Available records:
★ ★ ★ ★

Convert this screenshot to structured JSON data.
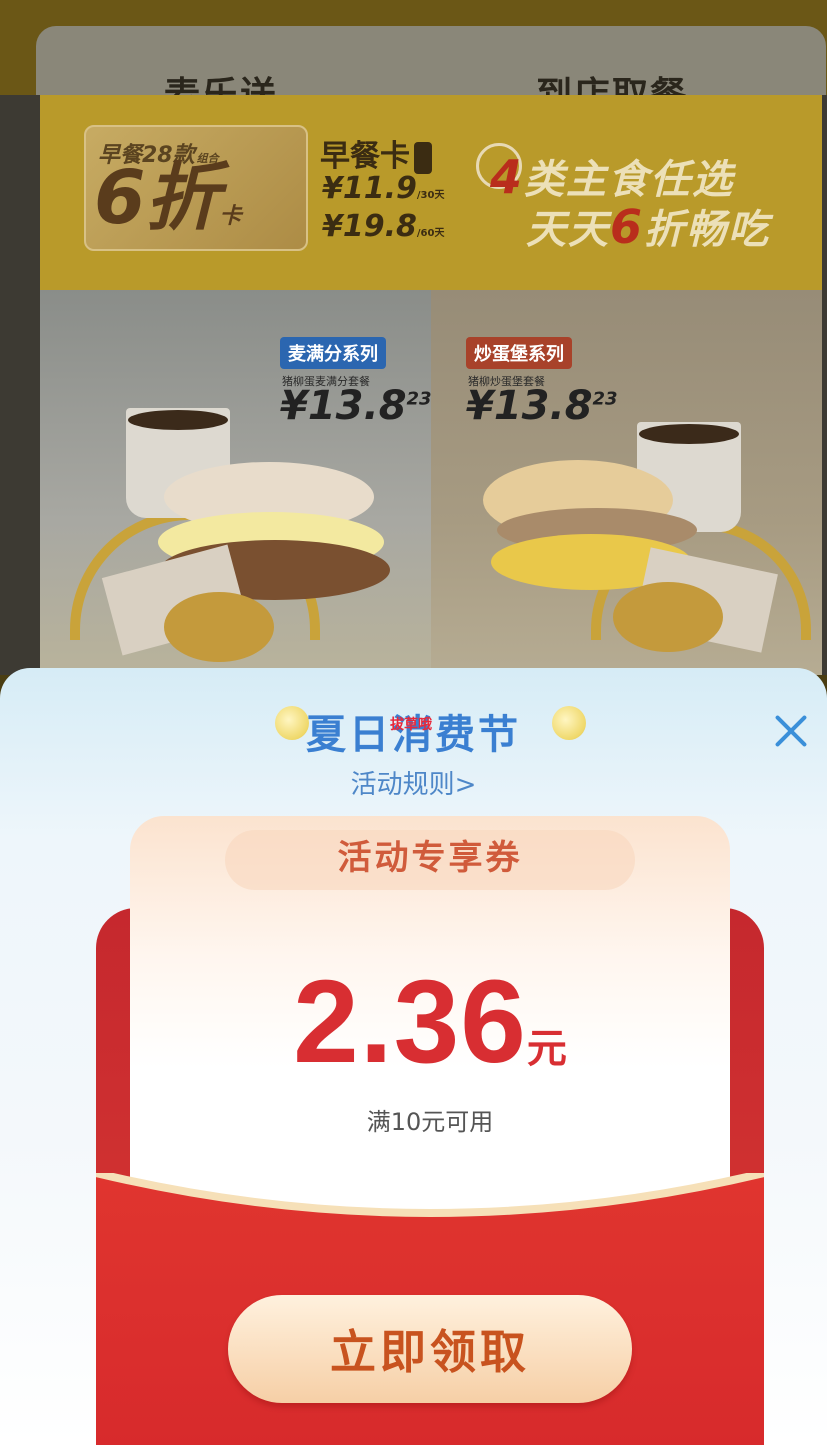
{
  "background": {
    "tabs": [
      {
        "label": "麦乐送"
      },
      {
        "label": "到店取餐"
      }
    ],
    "banner": {
      "badge_top": "早餐28款",
      "badge_top_small": "组合",
      "badge_big": "6折",
      "badge_big_small": "卡",
      "card_name": "早餐卡",
      "prices": [
        {
          "price": "¥11.9",
          "period": "/30天"
        },
        {
          "price": "¥19.8",
          "period": "/60天"
        }
      ],
      "slogan_1_num": "4",
      "slogan_1_text": "类主食任选",
      "slogan_2_pre": "天天",
      "slogan_2_num": "6",
      "slogan_2_post": "折畅吃",
      "products": [
        {
          "series": "麦满分系列",
          "name": "猪柳蛋麦满分套餐",
          "price": "¥13.8",
          "original": "23",
          "color": "#2b66b0"
        },
        {
          "series": "炒蛋堡系列",
          "name": "猪柳炒蛋堡套餐",
          "price": "¥13.8",
          "original": "23",
          "color": "#a8422a"
        }
      ]
    }
  },
  "popup": {
    "title": "夏日消费节",
    "watermark": "拔草哦",
    "rules_link": "活动规则>",
    "coupon": {
      "title": "活动专享券",
      "amount": "2.36",
      "unit": "元",
      "condition": "满10元可用"
    },
    "claim_button": "立即领取",
    "colors": {
      "accent_blue": "#3a7fd1",
      "coupon_red": "#d82e32",
      "button_text": "#c8531f"
    }
  }
}
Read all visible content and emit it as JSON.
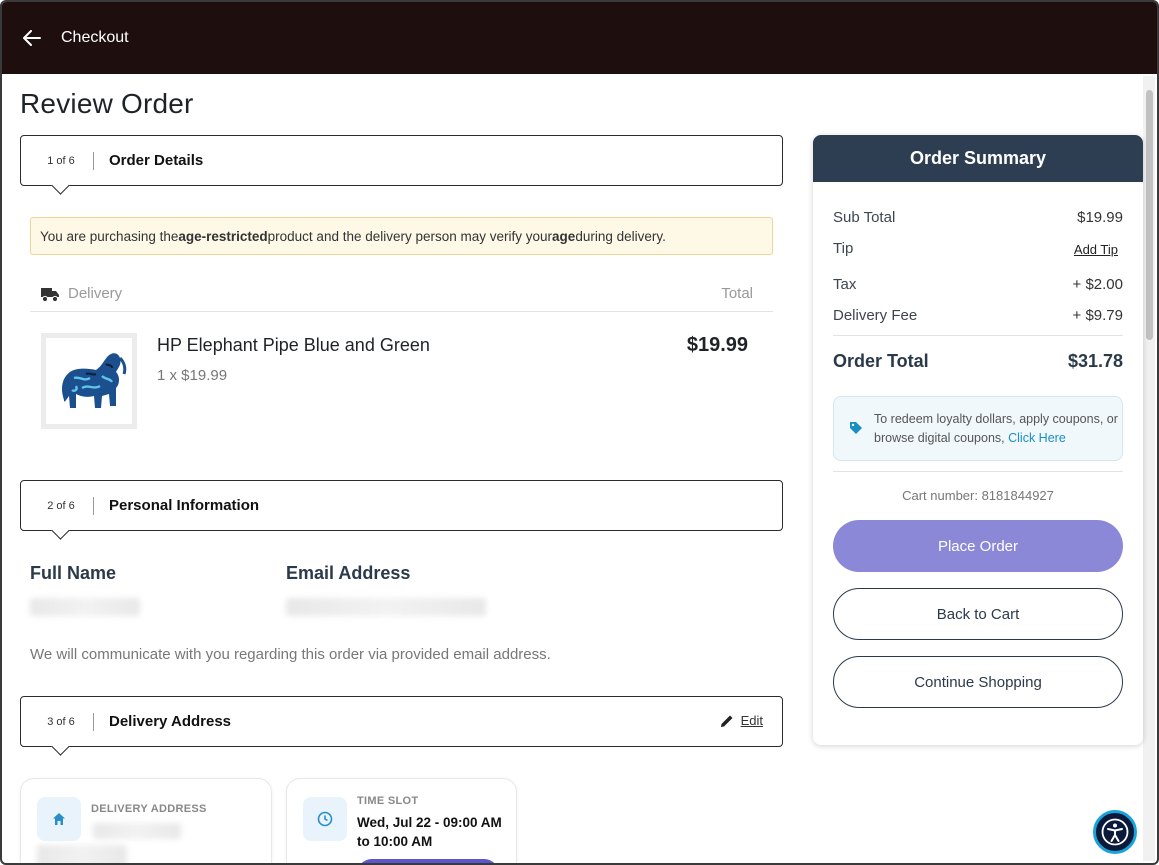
{
  "header": {
    "back_icon": "arrow-left-icon",
    "title": "Checkout"
  },
  "page": {
    "title": "Review Order"
  },
  "sections": {
    "order_details": {
      "step": "1 of 6",
      "title": "Order Details"
    },
    "personal_info": {
      "step": "2 of 6",
      "title": "Personal Information"
    },
    "delivery_address": {
      "step": "3 of 6",
      "title": "Delivery Address",
      "edit_label": "Edit"
    }
  },
  "age_notice": {
    "part1": "You are purchasing the ",
    "bold1": "age-restricted",
    "part2": " product and the delivery person may verify your ",
    "bold2": "age",
    "part3": " during delivery."
  },
  "delivery_table": {
    "delivery_label": "Delivery",
    "total_label": "Total"
  },
  "product": {
    "name": "HP Elephant Pipe Blue and Green",
    "qty_price": "1 x $19.99",
    "price": "$19.99"
  },
  "personal": {
    "full_name_label": "Full Name",
    "email_label": "Email Address",
    "note": "We will communicate with you regarding this order via provided email address."
  },
  "address_cards": {
    "delivery_label": "DELIVERY ADDRESS",
    "time_slot_label": "TIME SLOT",
    "time_slot_value": "Wed, Jul 22 - 09:00 AM to 10:00 AM"
  },
  "summary": {
    "title": "Order Summary",
    "sub_total_label": "Sub Total",
    "sub_total": "$19.99",
    "tip_label": "Tip",
    "add_tip": "Add Tip",
    "tax_label": "Tax",
    "tax": "+ $2.00",
    "delivery_fee_label": "Delivery Fee",
    "delivery_fee": "+ $9.79",
    "order_total_label": "Order Total",
    "order_total": "$31.78",
    "loyalty_text": "To redeem loyalty dollars, apply coupons, or browse digital coupons,",
    "loyalty_link": "Click Here",
    "cart_number": "Cart number: 8181844927",
    "place_order": "Place Order",
    "back_to_cart": "Back to Cart",
    "continue_shopping": "Continue Shopping"
  },
  "colors": {
    "header_bg": "#1e0e0e",
    "summary_head": "#2d3e53",
    "place_order_bg": "#8c88d8",
    "link_blue": "#1a8fc2"
  }
}
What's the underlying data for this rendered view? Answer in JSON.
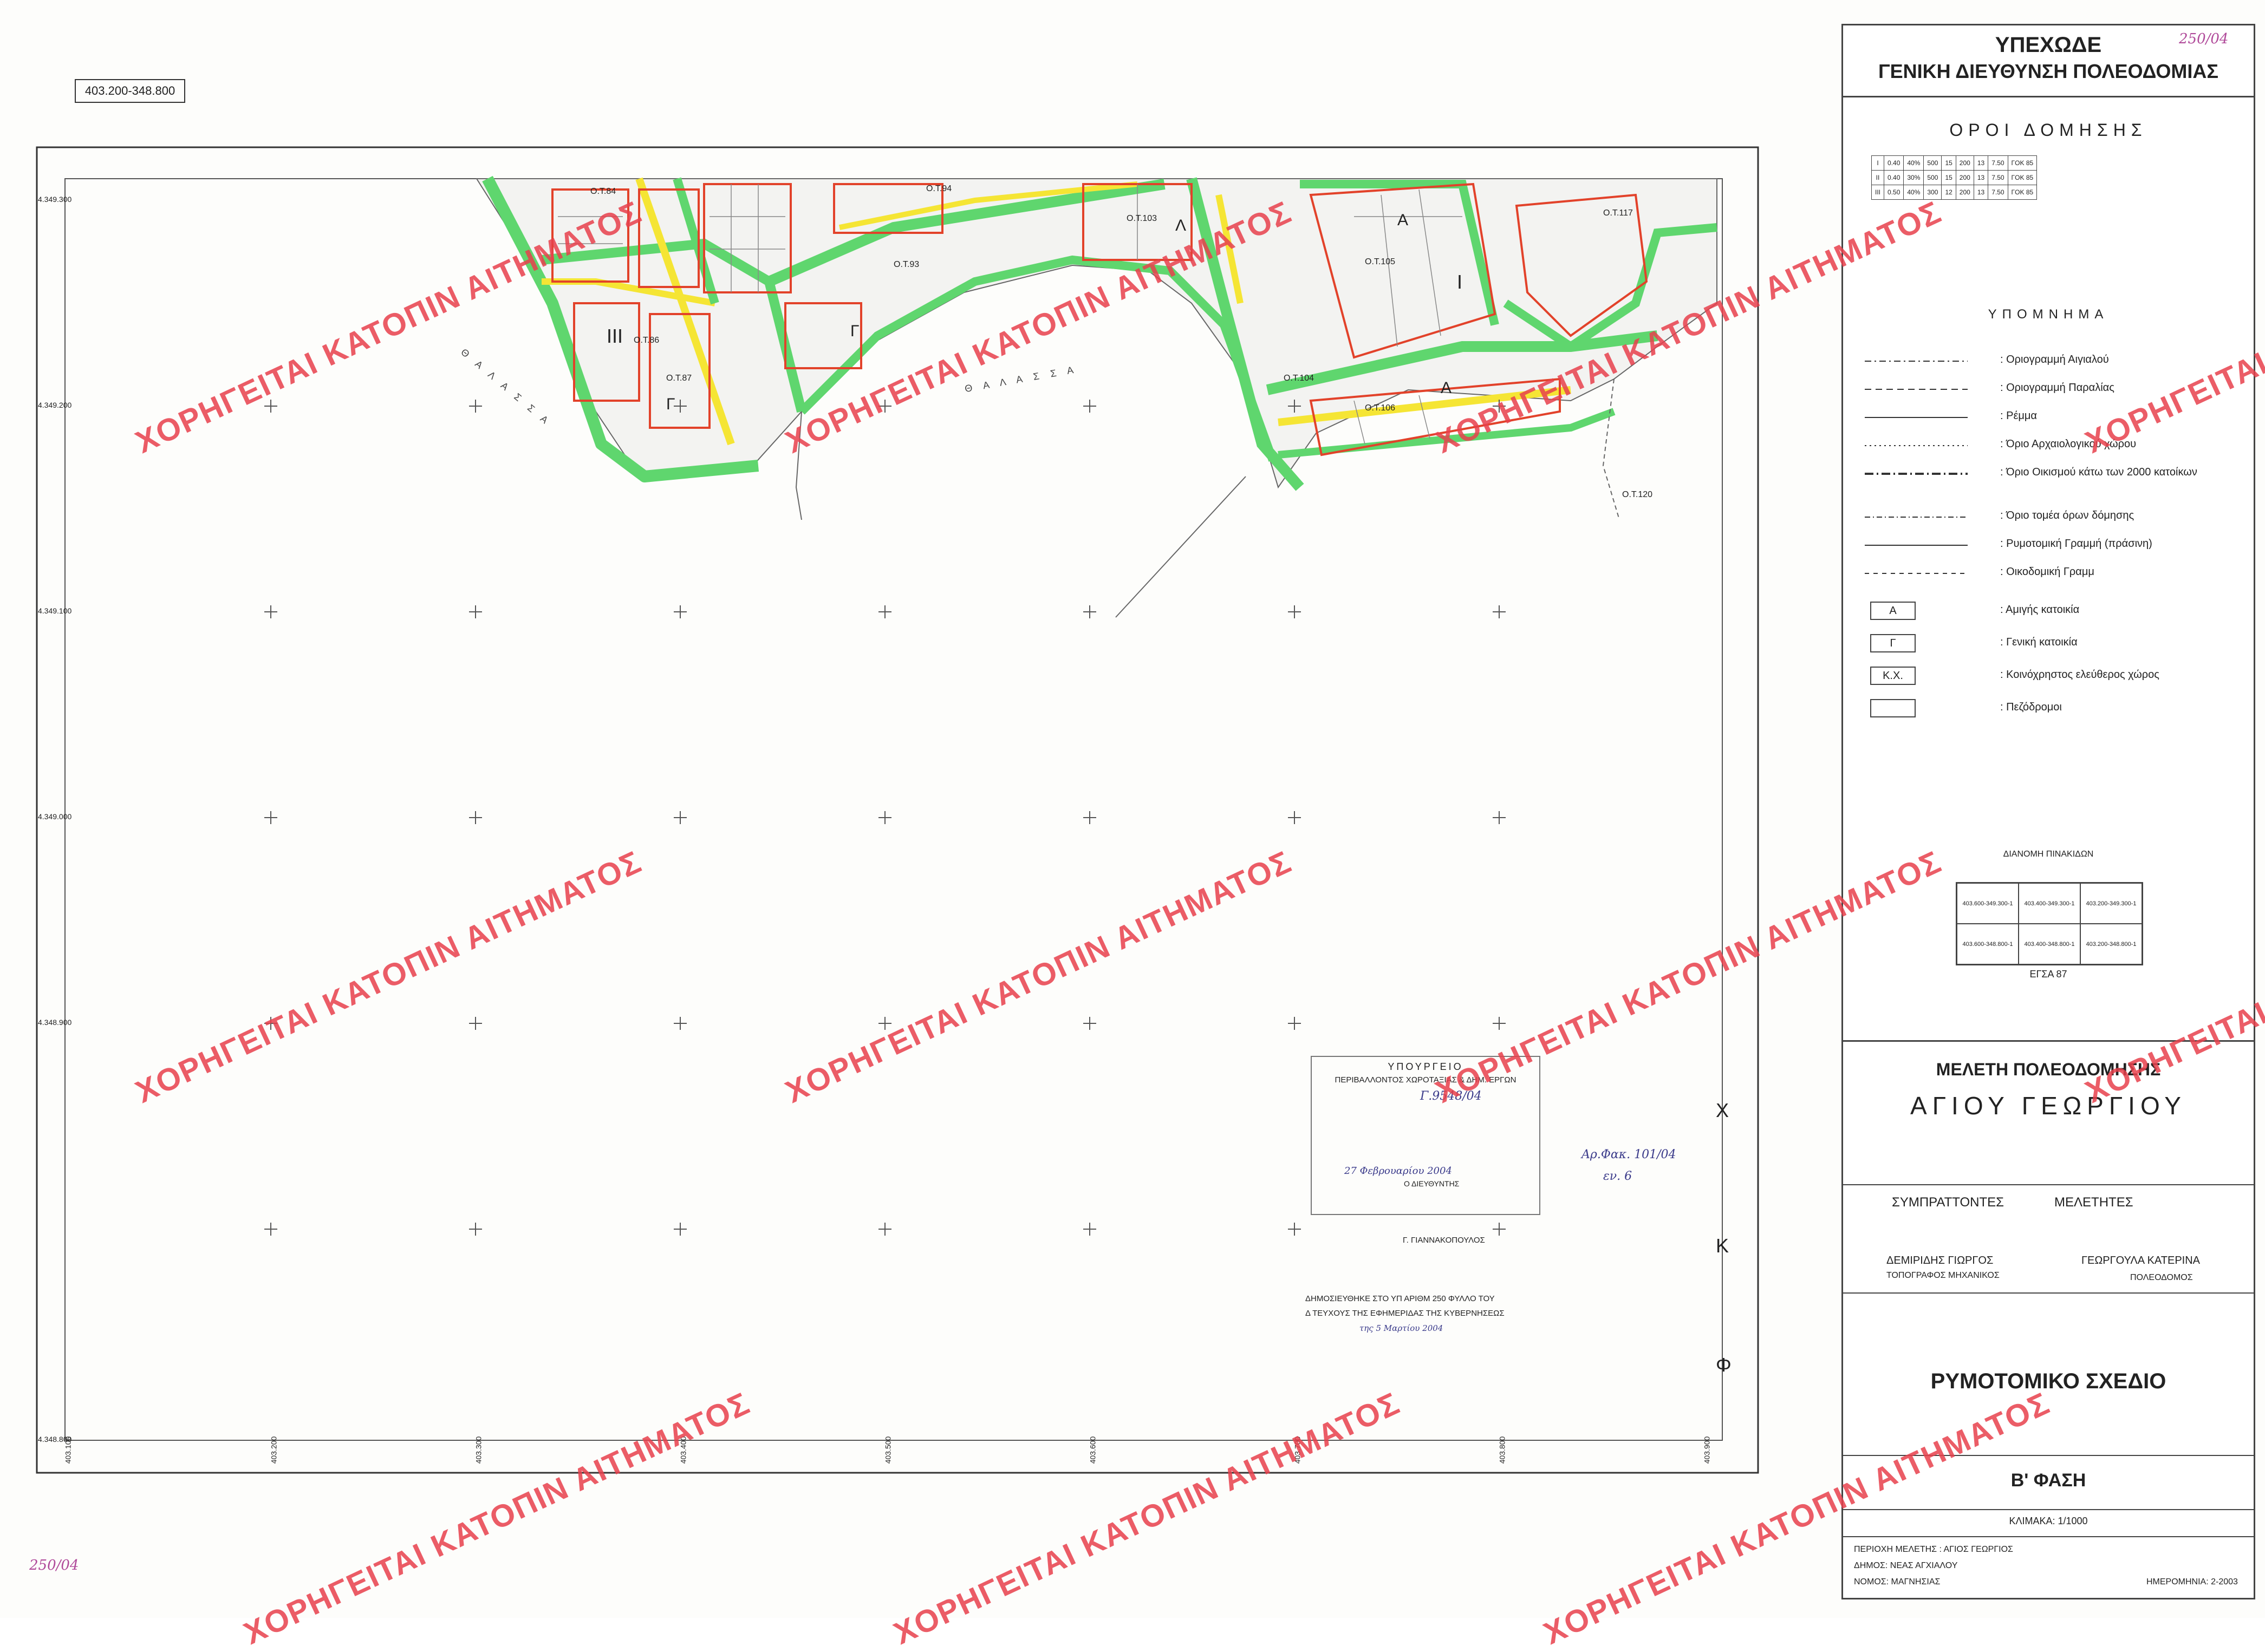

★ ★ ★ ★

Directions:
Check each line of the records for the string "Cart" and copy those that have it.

Response box:
    "cart_number": "Cart number: 8181844927",
    "back_to_cart": "Back to Cart",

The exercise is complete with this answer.